The scale was developed in 1971 by civil engineer Herbert Saffir and meteorologist Robert Simpson, who at the time was director of the U.S. National Hurricane Center (NHC).[1] The scale was introduced to the general public in 1973,[2] and saw widespread use after Neil Frank replaced Simpson at the helm of the NHC in 1974.[3]

The initial scale was developed by Herbert Saffir, a structural engineer, who in 1969 went on commission for the United Nations to study low-cost housing in hurricane-prone areas.[4] While conducting the study, Saffir realized there was no simple scale for describing the likely effects of a hurricane. Mirroring the utility of the Richter magnitude scale for describing earthquakes, he devised a 1–5 scale based on wind speed that showed expected damage to structures. Saffir gave the scale to the NHC, and Simpson added the effects of storm surge and flooding.

In 2009, the NHC made moves to eliminate pressure and storm surge ranges from the categories, transforming it into a pure wind scale, called the Saffir–Simpson Hurricane Wind Scale (Experimental) [SSHWS].[5] The new scale became operational on May 15, 2010.[6] The scale excludes flood ranges, storm surge estimations, rainfall, and location, which means a Category 2 hurricane that hits a major city will likely do far more cumulative damage than a Category 5 hurricane that hits a rural area.[7] The agency cited various hurricanes as reasons for removing the "scientifically inaccurate" information, including Hurricane Katrina (2005) and Hurricane Ike (2008), which both had stronger than estimated storm surges, and Hurricane Charley (2004), which had weaker than estimated storm surge.[8] Since being removed from the Saffir–Simpson hurricane wind scale, storm surge predicting and modeling is now handled with the use of computer numerical models such as ADCIRC and SLOSH.

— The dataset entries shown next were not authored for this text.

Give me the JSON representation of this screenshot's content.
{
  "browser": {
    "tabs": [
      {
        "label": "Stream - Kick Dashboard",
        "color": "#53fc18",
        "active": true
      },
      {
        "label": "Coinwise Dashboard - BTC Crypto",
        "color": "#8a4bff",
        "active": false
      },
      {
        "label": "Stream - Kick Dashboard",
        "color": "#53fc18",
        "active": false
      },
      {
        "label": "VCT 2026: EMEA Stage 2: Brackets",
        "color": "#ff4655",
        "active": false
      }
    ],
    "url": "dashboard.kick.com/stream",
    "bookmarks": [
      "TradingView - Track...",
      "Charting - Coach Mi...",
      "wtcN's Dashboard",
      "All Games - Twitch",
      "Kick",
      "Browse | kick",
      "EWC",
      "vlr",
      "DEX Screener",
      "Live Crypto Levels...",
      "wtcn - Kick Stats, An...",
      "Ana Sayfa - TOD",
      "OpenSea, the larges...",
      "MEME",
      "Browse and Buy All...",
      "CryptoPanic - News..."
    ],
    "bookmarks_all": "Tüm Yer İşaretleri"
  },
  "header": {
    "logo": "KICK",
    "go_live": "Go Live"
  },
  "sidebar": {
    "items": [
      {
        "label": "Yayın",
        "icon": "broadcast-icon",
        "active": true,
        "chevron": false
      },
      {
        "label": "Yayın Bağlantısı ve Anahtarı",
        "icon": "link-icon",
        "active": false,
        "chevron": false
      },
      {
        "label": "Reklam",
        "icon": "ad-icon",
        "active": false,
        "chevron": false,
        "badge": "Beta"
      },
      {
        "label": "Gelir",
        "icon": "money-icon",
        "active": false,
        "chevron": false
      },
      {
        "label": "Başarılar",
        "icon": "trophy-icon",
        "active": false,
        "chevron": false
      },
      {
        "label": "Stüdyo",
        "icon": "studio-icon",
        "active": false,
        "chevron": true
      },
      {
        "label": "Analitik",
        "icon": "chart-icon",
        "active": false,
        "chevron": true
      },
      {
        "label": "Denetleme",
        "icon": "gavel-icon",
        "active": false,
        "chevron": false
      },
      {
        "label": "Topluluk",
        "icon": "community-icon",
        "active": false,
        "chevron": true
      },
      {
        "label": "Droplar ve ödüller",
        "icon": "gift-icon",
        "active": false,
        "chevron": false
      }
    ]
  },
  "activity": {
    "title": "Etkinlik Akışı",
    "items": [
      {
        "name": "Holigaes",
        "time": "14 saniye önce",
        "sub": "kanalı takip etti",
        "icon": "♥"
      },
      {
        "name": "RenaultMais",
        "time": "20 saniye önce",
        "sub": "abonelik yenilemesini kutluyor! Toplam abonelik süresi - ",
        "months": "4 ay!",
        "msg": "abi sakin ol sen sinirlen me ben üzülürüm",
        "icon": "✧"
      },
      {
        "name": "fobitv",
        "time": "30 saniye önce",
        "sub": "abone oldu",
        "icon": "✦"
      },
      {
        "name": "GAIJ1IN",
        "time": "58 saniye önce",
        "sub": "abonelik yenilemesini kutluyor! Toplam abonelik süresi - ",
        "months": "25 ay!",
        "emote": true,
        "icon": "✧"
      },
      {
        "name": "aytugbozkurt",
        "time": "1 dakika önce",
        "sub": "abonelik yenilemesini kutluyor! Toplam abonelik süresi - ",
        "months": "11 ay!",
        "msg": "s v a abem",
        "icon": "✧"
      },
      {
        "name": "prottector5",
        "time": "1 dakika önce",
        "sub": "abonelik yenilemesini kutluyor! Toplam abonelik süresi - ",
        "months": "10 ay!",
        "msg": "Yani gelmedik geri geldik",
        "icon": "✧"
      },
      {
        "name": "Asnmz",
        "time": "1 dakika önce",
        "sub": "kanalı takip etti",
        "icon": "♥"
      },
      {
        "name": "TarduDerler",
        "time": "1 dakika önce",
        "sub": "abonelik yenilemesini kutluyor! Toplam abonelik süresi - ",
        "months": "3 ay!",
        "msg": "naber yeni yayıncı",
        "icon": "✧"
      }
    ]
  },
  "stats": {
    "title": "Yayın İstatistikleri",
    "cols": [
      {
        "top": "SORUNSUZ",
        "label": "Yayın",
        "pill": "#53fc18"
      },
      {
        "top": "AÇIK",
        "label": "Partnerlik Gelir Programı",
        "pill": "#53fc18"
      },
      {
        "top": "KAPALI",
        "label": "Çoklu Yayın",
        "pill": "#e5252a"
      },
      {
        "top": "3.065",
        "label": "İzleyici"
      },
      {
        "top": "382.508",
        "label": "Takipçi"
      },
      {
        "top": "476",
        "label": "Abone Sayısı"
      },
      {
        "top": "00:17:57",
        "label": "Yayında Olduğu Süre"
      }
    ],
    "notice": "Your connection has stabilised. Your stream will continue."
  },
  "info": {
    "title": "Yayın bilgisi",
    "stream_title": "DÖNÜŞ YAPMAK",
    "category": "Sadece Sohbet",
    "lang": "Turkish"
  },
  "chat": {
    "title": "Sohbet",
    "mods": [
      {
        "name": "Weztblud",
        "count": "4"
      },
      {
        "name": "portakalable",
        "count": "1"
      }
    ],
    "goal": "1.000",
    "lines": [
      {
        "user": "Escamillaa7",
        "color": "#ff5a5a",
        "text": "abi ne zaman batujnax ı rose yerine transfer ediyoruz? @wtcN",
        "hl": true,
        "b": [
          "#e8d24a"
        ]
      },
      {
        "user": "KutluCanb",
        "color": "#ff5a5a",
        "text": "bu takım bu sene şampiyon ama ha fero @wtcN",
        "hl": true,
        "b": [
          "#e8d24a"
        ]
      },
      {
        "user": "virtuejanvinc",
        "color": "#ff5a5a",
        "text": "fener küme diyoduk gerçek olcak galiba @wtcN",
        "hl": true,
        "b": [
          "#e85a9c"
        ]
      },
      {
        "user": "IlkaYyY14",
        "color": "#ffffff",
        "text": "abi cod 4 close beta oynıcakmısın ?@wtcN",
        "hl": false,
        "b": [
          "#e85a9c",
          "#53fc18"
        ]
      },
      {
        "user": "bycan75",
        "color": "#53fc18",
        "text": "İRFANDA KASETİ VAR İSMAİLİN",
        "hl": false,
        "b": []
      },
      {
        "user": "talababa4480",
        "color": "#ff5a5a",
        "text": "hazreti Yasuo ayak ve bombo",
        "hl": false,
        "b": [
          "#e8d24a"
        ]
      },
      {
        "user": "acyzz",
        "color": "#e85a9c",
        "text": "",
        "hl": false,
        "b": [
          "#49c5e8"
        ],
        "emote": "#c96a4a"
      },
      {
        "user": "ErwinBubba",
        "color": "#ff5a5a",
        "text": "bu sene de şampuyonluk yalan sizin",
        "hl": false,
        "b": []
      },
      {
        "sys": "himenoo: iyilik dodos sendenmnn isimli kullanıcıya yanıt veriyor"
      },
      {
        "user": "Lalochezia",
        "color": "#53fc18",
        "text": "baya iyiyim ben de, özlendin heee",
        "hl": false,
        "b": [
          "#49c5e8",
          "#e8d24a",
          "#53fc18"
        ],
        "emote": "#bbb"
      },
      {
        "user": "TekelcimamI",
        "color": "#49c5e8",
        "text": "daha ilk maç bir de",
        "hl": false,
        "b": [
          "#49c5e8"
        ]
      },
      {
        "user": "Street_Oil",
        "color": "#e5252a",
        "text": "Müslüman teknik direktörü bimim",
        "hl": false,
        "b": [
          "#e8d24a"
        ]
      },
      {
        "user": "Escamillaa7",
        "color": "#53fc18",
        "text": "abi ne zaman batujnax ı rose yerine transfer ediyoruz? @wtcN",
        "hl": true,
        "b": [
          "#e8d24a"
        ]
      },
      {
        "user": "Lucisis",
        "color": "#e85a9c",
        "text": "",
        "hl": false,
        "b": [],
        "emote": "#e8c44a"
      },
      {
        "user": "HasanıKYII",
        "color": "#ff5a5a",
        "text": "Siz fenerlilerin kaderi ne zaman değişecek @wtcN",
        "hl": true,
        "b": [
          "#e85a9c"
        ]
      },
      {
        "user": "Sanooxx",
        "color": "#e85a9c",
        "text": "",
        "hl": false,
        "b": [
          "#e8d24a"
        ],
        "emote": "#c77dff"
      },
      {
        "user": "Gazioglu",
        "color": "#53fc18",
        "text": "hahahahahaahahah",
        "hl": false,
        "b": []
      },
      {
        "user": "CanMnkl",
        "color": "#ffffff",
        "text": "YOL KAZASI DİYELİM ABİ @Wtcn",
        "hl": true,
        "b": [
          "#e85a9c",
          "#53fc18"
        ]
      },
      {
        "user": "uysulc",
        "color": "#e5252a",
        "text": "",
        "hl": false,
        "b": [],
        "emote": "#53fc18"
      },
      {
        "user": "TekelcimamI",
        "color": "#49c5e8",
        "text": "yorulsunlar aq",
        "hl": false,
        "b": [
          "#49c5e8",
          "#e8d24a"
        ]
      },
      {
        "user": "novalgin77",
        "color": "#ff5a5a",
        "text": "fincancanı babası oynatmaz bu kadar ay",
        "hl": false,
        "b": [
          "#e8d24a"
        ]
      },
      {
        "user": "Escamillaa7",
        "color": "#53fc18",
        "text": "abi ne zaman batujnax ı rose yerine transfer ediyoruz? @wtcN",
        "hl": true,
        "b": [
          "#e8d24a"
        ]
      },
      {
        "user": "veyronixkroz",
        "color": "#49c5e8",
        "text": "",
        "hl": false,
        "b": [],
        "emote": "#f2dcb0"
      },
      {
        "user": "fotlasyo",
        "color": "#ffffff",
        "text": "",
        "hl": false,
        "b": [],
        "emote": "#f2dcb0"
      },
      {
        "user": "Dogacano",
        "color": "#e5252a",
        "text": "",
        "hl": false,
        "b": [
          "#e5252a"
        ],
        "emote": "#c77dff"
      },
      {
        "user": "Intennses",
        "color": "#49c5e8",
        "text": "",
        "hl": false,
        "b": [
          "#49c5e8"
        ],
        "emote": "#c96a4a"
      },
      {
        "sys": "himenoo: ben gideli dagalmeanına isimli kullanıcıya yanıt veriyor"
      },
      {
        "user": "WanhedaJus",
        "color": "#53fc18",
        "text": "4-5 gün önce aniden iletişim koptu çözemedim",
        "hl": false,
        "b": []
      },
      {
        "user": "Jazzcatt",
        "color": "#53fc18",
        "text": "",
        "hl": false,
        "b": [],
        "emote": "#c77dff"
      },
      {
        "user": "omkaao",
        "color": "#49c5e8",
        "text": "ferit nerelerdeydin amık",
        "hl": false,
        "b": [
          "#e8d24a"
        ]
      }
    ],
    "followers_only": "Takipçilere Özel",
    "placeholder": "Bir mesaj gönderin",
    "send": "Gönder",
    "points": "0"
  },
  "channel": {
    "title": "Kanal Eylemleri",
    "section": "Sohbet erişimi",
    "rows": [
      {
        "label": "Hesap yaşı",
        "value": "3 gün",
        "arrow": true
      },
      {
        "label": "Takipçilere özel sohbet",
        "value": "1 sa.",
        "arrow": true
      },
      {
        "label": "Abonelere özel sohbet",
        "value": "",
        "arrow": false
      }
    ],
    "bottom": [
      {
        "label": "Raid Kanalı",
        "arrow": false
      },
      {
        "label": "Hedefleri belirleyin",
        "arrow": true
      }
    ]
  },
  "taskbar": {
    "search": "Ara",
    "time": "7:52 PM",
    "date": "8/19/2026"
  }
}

In 2012, the NHC expanded the windspeed range for Category 4 by 1 mph in both directions, to 130–156 mph, with corresponding changes in the other units (113–136 kn, 209–251 km/h), instead of 131–155 mph (114–135 kn, 210–249 km/h). The NHC and the Central Pacific Hurricane Center assign tropical cyclone intensities in 5 knot increments, and then convert to mph and km/h with a similar rounding for other reports. So an intensity of 115 kn is rated Category 4, but the conversion to miles per hour (132.3 mph) would round down to 130 mph, making it appear to be a Category 3 storm. Likewise, an intensity of 135 kn (~155 mph, and thus Category 4) is 250.02 km/h, which, according to the definition used before the change would be Category 5. To resolve these issues, the NHC had been obliged to incorrectly report storms with wind speeds of 115 kn as 135 mph, and 135 kn as 245 km/h. The change in definition allows storms of 115 kn to be correctly rounded down to 130 mph, and storms of 135 kn to be correctly reported as 250 km/h, and still qualify as Category 4. Since the NHC had previously rounded incorrectly to keep storms in Category 4 in each unit of measure, the change does not affect the classification of storms from previous years.[5] The new scale became operational on May 15, 2012.[9]

Other Languages
беларуская (тарашкевіца)‎: Шкала ўраганаў Сафіра-Сімпсана
Bahasa Indonesia: Skala Saffir-Simpson
Kreyòl ayisyen: Echèl Saffir-Simpson